What are LASERs Used For?
The uses of lasers are too numerous to mention. Lasers perform many different tasks, from removing a cancerous tumor to laying bricks in a straight line to sending your voice across the country when you talk on the phone. Every day there are more and more jobs that require lasers -- and people to fill those jobs.
If you have a highway near you that is under construction, chances are the engineers are using LASER's to layout the new highway. Police will use LASER's to see how fast you are traveling on the new highway. LASER's can be used to restore paintings that are centuries old -- removing oxidation and grime without touching the actual paint. They are used at your supermarket check-out, scanning your purchase. You can have skin blemishes removed.
LASER's have been fired to the moon and bounced back using equipment left there by the Apollo astronauts. They entertain us with LASER light shows. We enjoy music on our CD's, movies on our DVD players and store and retrieve information from our computer's CD-ROM, all though the use of lasers. We then print out our information with LASER printers.

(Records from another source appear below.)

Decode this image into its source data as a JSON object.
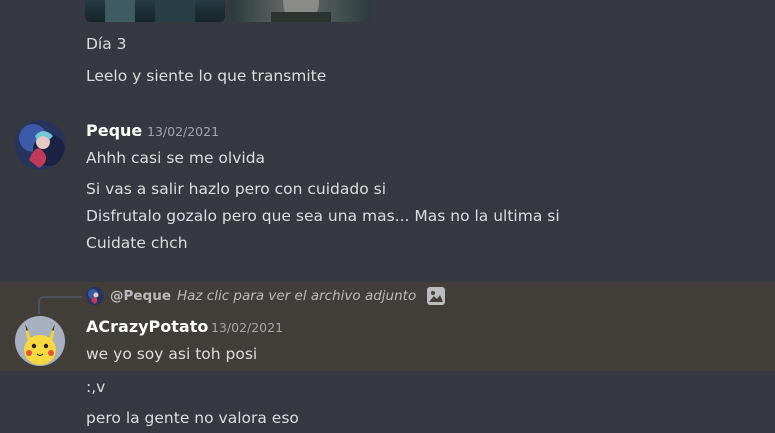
{
  "colors": {
    "background": "#36393f",
    "highlight": "#423f3a",
    "text": "#dcddde",
    "username": "#ffffff",
    "timestamp": "#a3a6aa",
    "reply_text": "#b9bbbe"
  },
  "top_attachment": {
    "icon": "image-attachment-thumbnails"
  },
  "previous_message": {
    "lines": [
      "Día 3",
      "Leelo y siente lo que transmite"
    ]
  },
  "message_peque": {
    "avatar_icon": "anime-character-avatar",
    "username": "Peque",
    "timestamp": "13/02/2021",
    "lines": [
      "Ahhh casi se me olvida",
      "Si vas a salir hazlo pero con cuidado si",
      "Disfrutalo gozalo pero que sea una mas... Mas no la ultima si",
      "Cuidate chch"
    ]
  },
  "message_acrazypotato": {
    "reply": {
      "avatar_icon": "peque-mini-avatar",
      "user": "@Peque",
      "text": "Haz clic para ver el archivo adjunto",
      "image_icon": "image-icon"
    },
    "avatar_icon": "pikachu-avatar",
    "username": "ACrazyPotato",
    "timestamp": "13/02/2021",
    "lines": [
      "we yo soy asi toh posi",
      ":,v",
      "pero la gente no valora eso"
    ]
  }
}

Did you ever have one of the frozen "BBQ" hamburgers for lunch? Did you notice the BBQ grill marks on the hamburger? They are not put there from a BBQ, they are put there by passing the hamburger over laser beams before packaging!

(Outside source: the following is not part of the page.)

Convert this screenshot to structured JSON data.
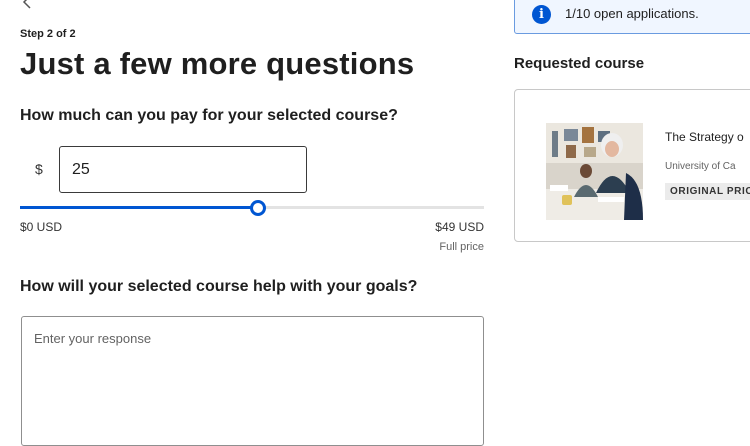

With automobiles, many of the parts were welded together using LASERs attached to robotic arms at the factory.
And the list goes on and on. As you can see, LASER's have become a very important part of all of our lives. And its use will continue to grow well into the next century and beyond.
Are LASERs Dangerous?
LASER light is a very "concentrated" type of light and therefore you should NEVER look directly into the beam no matter how low power the laser is. This includes the popular laser pointers currently on the market.
Military LASERs are so powerful that they can knock missles out of the sky. LASERs can provide enough heat to weld metal parts together -- or actually vaporize others.
The LASERs that you will probably come in contact with in your classroom or as an amateur or hobbyist holographer will commonly fall under the category of low-power LASER. Most of the LASERs used for creating holograms fall in the power range of milliwatts, or thousandths of a watt. Classroom power LASERs are very safe LASERs to work with, however, as with all LASERs, you still should never look directly into the beam.
Help keep LASERs and holography safe -- practice good experimental procedures at all times.
You are the generation that will see holograms become an everyday experience. They will be present from entertainment, to saving someone's life through holographic medical imaging. Perhaps one day you will become involved with holograms yourself. If you do, I hope that you remember your short time here at the HoloKids web page! However, regardless of what it is that you choose to do, I want to wish you the very best of luck in your journey through life. I always like to remember a quote by President Abraham Lincoln. It goes like this: "Whatever you are, be a good one."
One last VERY important message . . .It is very important that you realize that the Internet is filled with misinformation about holograms and what they are. Not just a little bit of misinformation, but a LOT of misinformation. Just because something is 3D, does not mean that it is a hologram. The ONLY time that something can be called a TRUE hologram, is when it is created using the science and technology of HOLOGRAPHY, a Nobel Prize-winning field of study. Then, and only then, can it be a hologram. So . . . beware, okay?
Allentown, Pennsylvania 2018